But, of course, as everyone keeps noting, it’s not the usual 162-grind, the marathon. Instead it’s a sprint as people are fond of saying this summer.
“If it’s only for 60 games and that’s it, then whoever is left standing there at the end you can probably ask them about it then,” Hudson said. “But I can’t tell you how is whoever is there at the end going to think about it. If they’re going to think it’s legit, I don’t know. But if we’re standing at the end then I’ll probably be just as happy as I was last year when we were the last standing.
“It is what is, man, we’re going to go out there and compete and have fun under the new protocols, and do what we can to get through it together.”
So, will it be a big accomplishment, but not the same as last year’s championship in the end, or just a different kind of season and a different length, but just as meaningful?
“It’s possible. It really is,” Davey Martinez said of whether a championship will be viewed the same. “We talk and I talk with the guys during the game and stuff right now and we’ve got over/unders on who’s going to win the home run [race] this year. Is it going to be 15-17 [HRs]? Somebody is going to get hot and [go on a] hit streak and hit 20? You don’t know. Who’s going to be that guy that hits .400 this year? So we’re constantly just talking about different things like that.
“I pushed Trea [Turner] I said, “Hey, you could lead the league in stolen bases with 30.’ You know? Who knows what’s going to happen, but it’s going to be interesting.”
And when it comes to awards season next winter?
Will a Cy Young award for a pitcher who starts as often as he can in a 60-game season be the same as one for a pitcher who took the mound consistently in a full 162-game slate?
“Yeah, I guess I haven’t thought about it too much,” Patrick Corbin, who finished 5th in NL Cy Young voting in 2018 and 11th last season, said when he too talked via Zoom call from Nationals Park at Spring Training 2.0.
“But there are so many challenges this year for everybody. I mean, there is going to be a champion at the end of the season, and I personally think they’ve earned it.
“To go through all these testings and everything that everyone’s had to [go] through, and still go out there and play 60 games, make the postseason and play postseason baseball, so...
“I don’t know. I mean, I think some of these relievers are going to have more appearances than they would have, or back-to-back games, especially early on when these starters are building up more and more, so we’ll see.
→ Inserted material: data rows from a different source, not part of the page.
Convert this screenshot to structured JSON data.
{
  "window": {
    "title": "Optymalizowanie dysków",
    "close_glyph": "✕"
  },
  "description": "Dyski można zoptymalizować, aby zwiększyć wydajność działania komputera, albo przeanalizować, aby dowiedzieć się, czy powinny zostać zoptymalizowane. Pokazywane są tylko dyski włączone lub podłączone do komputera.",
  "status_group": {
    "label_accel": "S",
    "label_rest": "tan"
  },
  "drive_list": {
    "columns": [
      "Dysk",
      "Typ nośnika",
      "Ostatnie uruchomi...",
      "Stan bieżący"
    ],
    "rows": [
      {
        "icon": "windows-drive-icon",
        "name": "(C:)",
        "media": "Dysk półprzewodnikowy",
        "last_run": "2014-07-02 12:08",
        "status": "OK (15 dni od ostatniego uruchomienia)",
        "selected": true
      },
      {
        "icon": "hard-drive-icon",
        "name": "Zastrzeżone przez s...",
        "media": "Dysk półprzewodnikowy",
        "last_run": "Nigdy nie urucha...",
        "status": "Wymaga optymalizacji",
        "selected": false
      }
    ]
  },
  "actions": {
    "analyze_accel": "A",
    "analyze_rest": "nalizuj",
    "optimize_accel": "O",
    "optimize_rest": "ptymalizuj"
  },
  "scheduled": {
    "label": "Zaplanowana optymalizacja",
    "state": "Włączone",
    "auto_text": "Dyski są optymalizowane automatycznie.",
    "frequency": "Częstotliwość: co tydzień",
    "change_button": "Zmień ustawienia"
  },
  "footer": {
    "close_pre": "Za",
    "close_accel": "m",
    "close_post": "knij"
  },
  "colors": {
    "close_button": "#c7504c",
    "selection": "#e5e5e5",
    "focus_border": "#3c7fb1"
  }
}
It’s going to be fun, it will be exciting.”
“I’m curious to see who’s going to be the home run leader, how many that will be?” Corbin added.
Stephen Strasburg, who was the World Series MVP last season, has finished as high as 9th (2014), 3rd (2017), and 5th (2019) in NL Cy Young voting in his career.
He said he didn’t know what to think about the awards for a 60- vs 162-game campaign.
“I mean, it’s tough to say,” Strasburg acknowledged.
“Those are — I don’t really have any say in how those awards are divvied up, or how they’re evaluated, I would say from a pitching standpoint, maybe it will give some relievers a little bit more of an opportunity to win [a Cy Young].
“I’m sure that there are some guys that might be lobbying to pitch in all 60 games, so that would be pretty interesting to see.”